Within the first ten minutes of the film, Fist Fightclobbers the audience with three penis jokes, two gay jokes, and one joke about race (Ice Cube refers to a pair of pranksters, one African-American, the other Asian, as “Rush Hour”). This isn’t simply bad comedy, it’s brutally lazy bad comedy.
Thus is Fist Fight, an irreverent, vulgarian comedy that’s about as funny as taking a gut-punch after indulging in a five course meal, and sometimes almost as painful. It paints a terribly unrealistic picture of high school, so much so that I mention how unrealistic and insane the environment is in a comedy where that shouldn’t even be a reasonable concern. This is a 91 minute cartoon where even the prankster teenagers seem to have more reason and maturity than the adults.
Gore Verbinski has long been a man of many talents, be them creating a well-structured and creative story like Mouse Hunt, a trilogy of swashbuckling adventure films that put pirates back on the map with Pirates of the Caribbean, and a deceptively deep big-budget film adaptation of The Lone Ranger. Verbinski, however, has never entered the horror genre quite like he has with A Cure for Wellness, a 146 minute-long nightmare of a film with truly ominous visuals over the course of the entire picture.
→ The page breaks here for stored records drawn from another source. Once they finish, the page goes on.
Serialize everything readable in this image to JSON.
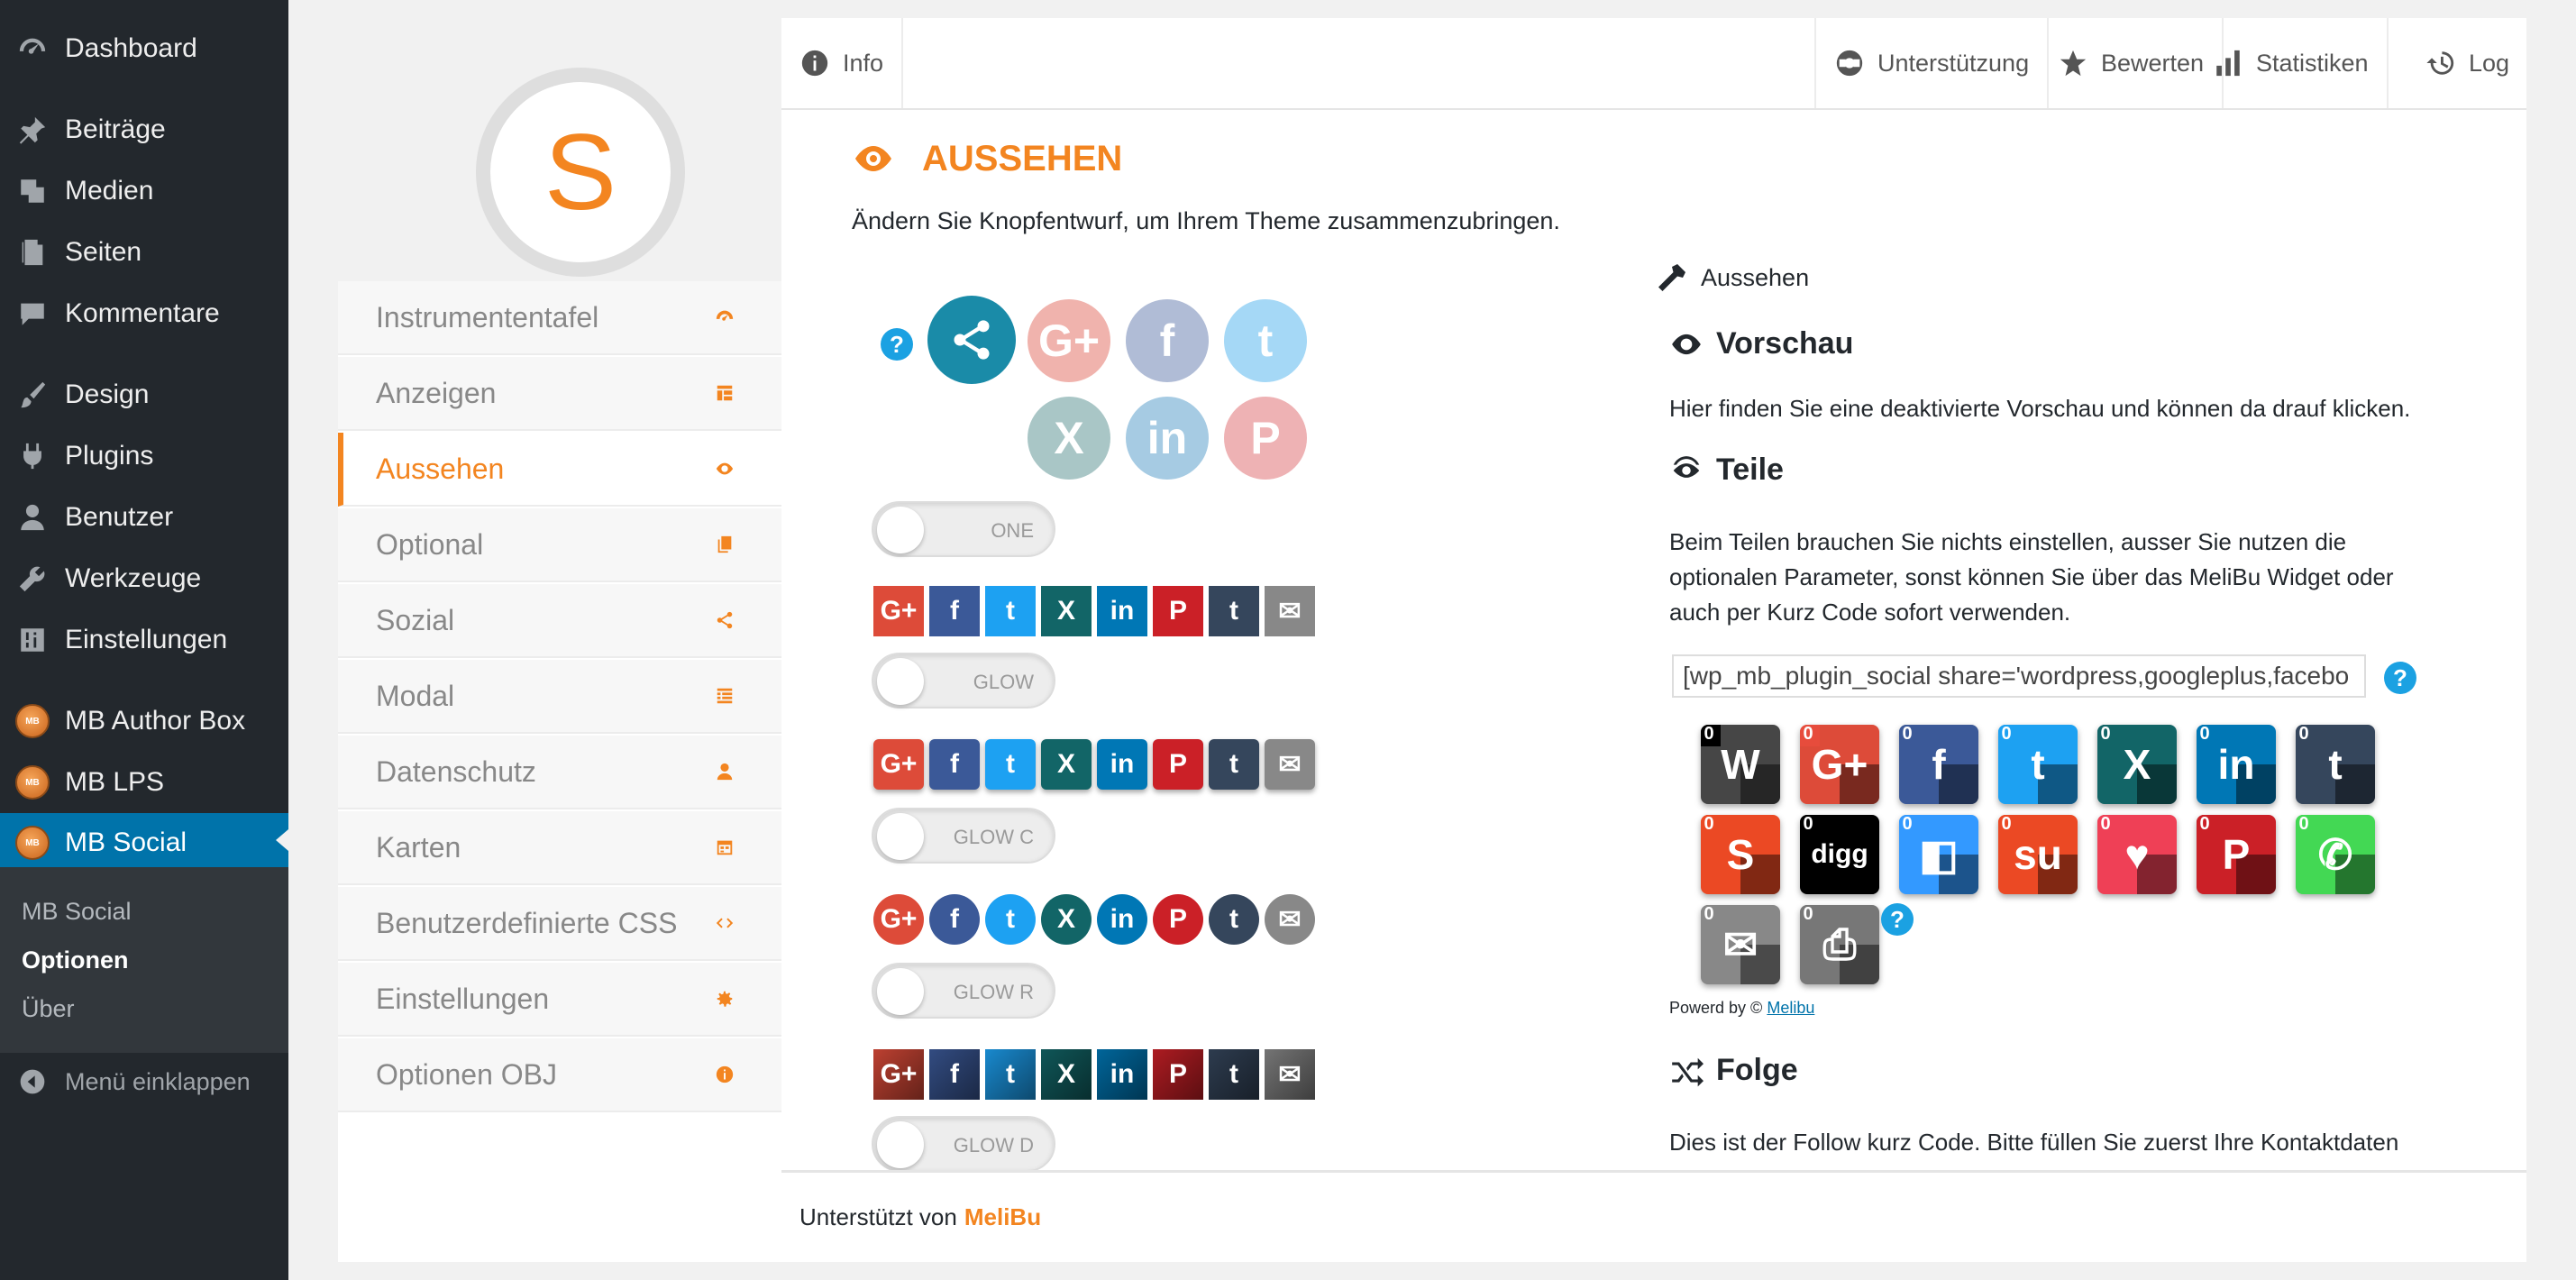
{
  "wp_menu": {
    "items": [
      {
        "label": "Dashboard",
        "icon": "dashboard-icon"
      },
      {
        "label": "Beiträge",
        "icon": "pin-icon"
      },
      {
        "label": "Medien",
        "icon": "media-icon"
      },
      {
        "label": "Seiten",
        "icon": "pages-icon"
      },
      {
        "label": "Kommentare",
        "icon": "comments-icon"
      },
      {
        "label": "Design",
        "icon": "brush-icon"
      },
      {
        "label": "Plugins",
        "icon": "plugins-icon"
      },
      {
        "label": "Benutzer",
        "icon": "user-icon"
      },
      {
        "label": "Werkzeuge",
        "icon": "wrench-icon"
      },
      {
        "label": "Einstellungen",
        "icon": "settings-icon"
      },
      {
        "label": "MB Author Box",
        "icon": "mb-logo-icon"
      },
      {
        "label": "MB LPS",
        "icon": "mb-logo-icon"
      },
      {
        "label": "MB Social",
        "icon": "mb-logo-icon"
      }
    ],
    "submenu": [
      "MB Social",
      "Optionen",
      "Über"
    ],
    "collapse_label": "Menü einklappen"
  },
  "plugin_nav": {
    "logo_letter": "S",
    "items": [
      {
        "label": "Instrumententafel",
        "icon": "dashboard-icon"
      },
      {
        "label": "Anzeigen",
        "icon": "layout-icon"
      },
      {
        "label": "Aussehen",
        "icon": "eye-icon"
      },
      {
        "label": "Optional",
        "icon": "copy-icon"
      },
      {
        "label": "Sozial",
        "icon": "share-icon"
      },
      {
        "label": "Modal",
        "icon": "list-icon"
      },
      {
        "label": "Datenschutz",
        "icon": "user-icon"
      },
      {
        "label": "Karten",
        "icon": "calendar-icon"
      },
      {
        "label": "Benutzerdefinierte CSS",
        "icon": "code-icon"
      },
      {
        "label": "Einstellungen",
        "icon": "gear-icon"
      },
      {
        "label": "Optionen OBJ",
        "icon": "info-icon"
      }
    ],
    "active": "Aussehen"
  },
  "topbar": {
    "info": "Info",
    "support": "Unterstützung",
    "rate": "Bewerten",
    "stats": "Statistiken",
    "log": "Log"
  },
  "section": {
    "title": "AUSSEHEN",
    "description": "Ändern Sie Knopfentwurf, um Ihrem Theme zusammenzubringen."
  },
  "toggles": [
    "ONE",
    "GLOW",
    "GLOW C",
    "GLOW R",
    "GLOW D"
  ],
  "colors": {
    "accent": "#f38520",
    "wp_blue": "#0073aa",
    "google": "#dd4b39",
    "facebook": "#3b5998",
    "twitter": "#1da1f2",
    "xing": "#126567",
    "linkedin": "#0077b5",
    "pinterest": "#cb2027",
    "tumblr": "#35465c",
    "mail": "#888888",
    "share": "#1a8ba8",
    "wordpress": "#464646",
    "stumble": "#eb4924",
    "digg": "#000000",
    "delicious": "#3399ff",
    "pocket": "#ef4056",
    "whatsapp": "#43d854",
    "print": "#777777"
  },
  "button_glyphs": {
    "google": "G+",
    "facebook": "f",
    "twitter": "t",
    "xing": "X",
    "linkedin": "in",
    "pinterest": "P",
    "tumblr": "t",
    "mail": "✉"
  },
  "preview": {
    "header": "Aussehen",
    "vorschau_title": "Vorschau",
    "vorschau_text": "Hier finden Sie eine deaktivierte Vorschau und können da drauf klicken.",
    "teile_title": "Teile",
    "teile_text": "Beim Teilen brauchen Sie nichts einstellen, ausser Sie nutzen die optionalen Parameter, sonst können Sie über das MeliBu Widget oder auch per Kurz Code sofort verwenden.",
    "shortcode": "[wp_mb_plugin_social share='wordpress,googleplus,facebo",
    "counts": [
      "0",
      "0",
      "0",
      "0",
      "0",
      "0",
      "0",
      "0",
      "0",
      "0",
      "0",
      "0",
      "0",
      "0",
      "0",
      "0"
    ],
    "powered_prefix": "Powerd by ©",
    "powered_link": "Melibu",
    "folge_title": "Folge",
    "folge_text": "Dies ist der Follow kurz Code. Bitte füllen Sie zuerst Ihre Kontaktdaten"
  },
  "footer": {
    "prefix": "Unterstützt von",
    "brand": "MeliBu"
  }
}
This is an immaculately conceived film visually, which helps masks the occasionally plodding narrative, all while constantly being about the intrigue of the premise.
I Am Not Your Negro is so intellectually stimulating that it begs a reaction from audiences regardless of race, culture, or socioeconomic background by the time the credits roll. It features the eloquent words of social critic James Baldwin’s “Remember This House,” an manuscript that was left incomplete when he died in 1987. It was going to be a piece contrasting the different approaches by Civil Rights leaders Medgar Evers, Martin Luther King, Jr., and Malcolm X whilst intertwining Baldwin’s personal perspective on race relations in America.
I’m sure everyone who made and acted in Fifty Shades Darker are wonderful people, but they have teamed up to make a stomach-turning excuse, not only of a romance movie, but of the BDSM community as a whole.
Even worse than its mediocre, directionless predecessor, Fifty Shades Darker is an offensive glorification of abusive relationships as it cheapens kinky sex with the same bland treatment as it did in the past. The incongruities of Anastasia and Christian’s power dynamics come through in a more glaringly obvious way than they did before thanks to awful dialog and what appears to be a frustrating contempt for a community that already sees itself as ostracized from the mainstream.